↓↓↓

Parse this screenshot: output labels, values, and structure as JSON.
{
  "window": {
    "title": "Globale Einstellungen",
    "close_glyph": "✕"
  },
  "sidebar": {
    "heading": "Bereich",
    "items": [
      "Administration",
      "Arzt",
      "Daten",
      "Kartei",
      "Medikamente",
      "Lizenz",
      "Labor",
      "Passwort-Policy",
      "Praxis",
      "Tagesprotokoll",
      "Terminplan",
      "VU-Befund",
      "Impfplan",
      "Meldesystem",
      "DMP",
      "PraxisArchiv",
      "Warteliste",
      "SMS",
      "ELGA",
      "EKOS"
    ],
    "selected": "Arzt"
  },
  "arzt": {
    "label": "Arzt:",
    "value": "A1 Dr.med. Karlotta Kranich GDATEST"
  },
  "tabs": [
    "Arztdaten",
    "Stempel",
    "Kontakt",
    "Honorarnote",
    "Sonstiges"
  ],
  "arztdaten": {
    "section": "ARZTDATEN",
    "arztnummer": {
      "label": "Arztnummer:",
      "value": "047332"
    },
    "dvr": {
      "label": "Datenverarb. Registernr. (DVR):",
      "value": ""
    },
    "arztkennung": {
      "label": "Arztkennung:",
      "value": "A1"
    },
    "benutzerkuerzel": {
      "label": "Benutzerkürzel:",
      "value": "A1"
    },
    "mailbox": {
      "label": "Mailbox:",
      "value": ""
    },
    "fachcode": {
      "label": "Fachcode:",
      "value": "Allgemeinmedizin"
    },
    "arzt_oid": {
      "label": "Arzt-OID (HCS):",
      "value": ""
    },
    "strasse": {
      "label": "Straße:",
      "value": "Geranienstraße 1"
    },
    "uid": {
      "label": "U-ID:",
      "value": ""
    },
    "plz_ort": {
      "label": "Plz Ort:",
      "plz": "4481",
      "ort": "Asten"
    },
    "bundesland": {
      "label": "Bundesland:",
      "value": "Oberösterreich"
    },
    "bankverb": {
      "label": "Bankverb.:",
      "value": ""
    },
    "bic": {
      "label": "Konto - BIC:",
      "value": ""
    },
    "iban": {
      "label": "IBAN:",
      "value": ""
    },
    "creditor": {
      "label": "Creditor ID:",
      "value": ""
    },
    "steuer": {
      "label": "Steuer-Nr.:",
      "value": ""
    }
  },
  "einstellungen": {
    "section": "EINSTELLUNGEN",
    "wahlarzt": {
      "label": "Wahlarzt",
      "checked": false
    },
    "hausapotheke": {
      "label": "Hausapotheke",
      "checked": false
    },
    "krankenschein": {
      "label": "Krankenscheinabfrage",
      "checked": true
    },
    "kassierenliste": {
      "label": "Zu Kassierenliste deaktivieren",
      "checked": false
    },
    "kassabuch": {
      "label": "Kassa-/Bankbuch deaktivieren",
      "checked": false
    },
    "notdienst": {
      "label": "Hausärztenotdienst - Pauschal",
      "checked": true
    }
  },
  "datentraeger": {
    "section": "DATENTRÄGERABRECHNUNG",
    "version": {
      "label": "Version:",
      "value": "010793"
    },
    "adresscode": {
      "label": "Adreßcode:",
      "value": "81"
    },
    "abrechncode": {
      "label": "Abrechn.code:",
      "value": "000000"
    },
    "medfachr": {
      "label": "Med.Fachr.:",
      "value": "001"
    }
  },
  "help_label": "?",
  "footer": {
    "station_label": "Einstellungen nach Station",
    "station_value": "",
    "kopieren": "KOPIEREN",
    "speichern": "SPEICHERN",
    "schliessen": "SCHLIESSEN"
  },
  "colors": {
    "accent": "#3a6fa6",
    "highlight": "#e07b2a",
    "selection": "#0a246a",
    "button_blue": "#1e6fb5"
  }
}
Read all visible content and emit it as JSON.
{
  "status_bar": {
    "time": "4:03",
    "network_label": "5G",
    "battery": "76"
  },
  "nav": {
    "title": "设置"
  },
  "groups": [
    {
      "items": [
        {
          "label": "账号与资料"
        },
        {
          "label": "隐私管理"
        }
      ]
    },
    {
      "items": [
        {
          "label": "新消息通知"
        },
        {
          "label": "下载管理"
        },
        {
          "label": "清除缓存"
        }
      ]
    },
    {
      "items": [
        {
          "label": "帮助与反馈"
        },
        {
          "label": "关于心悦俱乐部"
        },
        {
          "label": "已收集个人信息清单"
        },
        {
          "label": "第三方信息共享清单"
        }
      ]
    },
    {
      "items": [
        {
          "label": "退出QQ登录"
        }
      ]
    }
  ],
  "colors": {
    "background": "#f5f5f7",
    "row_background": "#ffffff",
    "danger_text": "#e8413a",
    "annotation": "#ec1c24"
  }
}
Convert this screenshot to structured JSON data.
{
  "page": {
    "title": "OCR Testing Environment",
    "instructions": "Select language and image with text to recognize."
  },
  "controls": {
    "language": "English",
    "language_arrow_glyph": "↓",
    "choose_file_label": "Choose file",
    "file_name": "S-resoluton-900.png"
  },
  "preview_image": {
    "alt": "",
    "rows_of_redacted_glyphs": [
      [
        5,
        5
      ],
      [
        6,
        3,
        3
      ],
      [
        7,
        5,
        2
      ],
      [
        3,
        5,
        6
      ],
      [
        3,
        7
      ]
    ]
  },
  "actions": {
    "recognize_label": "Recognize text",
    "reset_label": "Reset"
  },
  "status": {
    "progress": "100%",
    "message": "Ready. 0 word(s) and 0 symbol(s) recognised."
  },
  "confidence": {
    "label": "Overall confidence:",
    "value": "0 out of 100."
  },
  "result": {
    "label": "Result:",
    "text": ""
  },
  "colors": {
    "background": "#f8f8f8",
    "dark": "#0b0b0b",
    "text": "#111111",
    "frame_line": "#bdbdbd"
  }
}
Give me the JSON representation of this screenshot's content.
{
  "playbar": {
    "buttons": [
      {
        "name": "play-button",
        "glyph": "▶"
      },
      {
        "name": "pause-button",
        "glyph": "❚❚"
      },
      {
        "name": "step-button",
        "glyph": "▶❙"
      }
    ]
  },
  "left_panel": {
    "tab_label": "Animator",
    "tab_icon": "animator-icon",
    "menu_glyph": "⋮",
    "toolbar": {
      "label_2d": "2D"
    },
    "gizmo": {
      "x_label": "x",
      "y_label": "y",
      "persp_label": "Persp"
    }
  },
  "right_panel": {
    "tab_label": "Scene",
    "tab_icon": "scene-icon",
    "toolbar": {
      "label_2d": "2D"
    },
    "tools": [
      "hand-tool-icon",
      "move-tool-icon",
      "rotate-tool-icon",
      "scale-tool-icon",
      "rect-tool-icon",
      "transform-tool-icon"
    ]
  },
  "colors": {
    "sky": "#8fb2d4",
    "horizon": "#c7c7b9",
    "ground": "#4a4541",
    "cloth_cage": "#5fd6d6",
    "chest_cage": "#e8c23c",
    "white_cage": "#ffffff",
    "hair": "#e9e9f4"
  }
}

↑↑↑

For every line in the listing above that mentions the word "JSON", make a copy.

Parse this screenshot: output labels, values, and structure as JSON.
Read all visible content and emit it as JSON.
Convert this screenshot to structured JSON data.
Give me the JSON representation of this screenshot's content.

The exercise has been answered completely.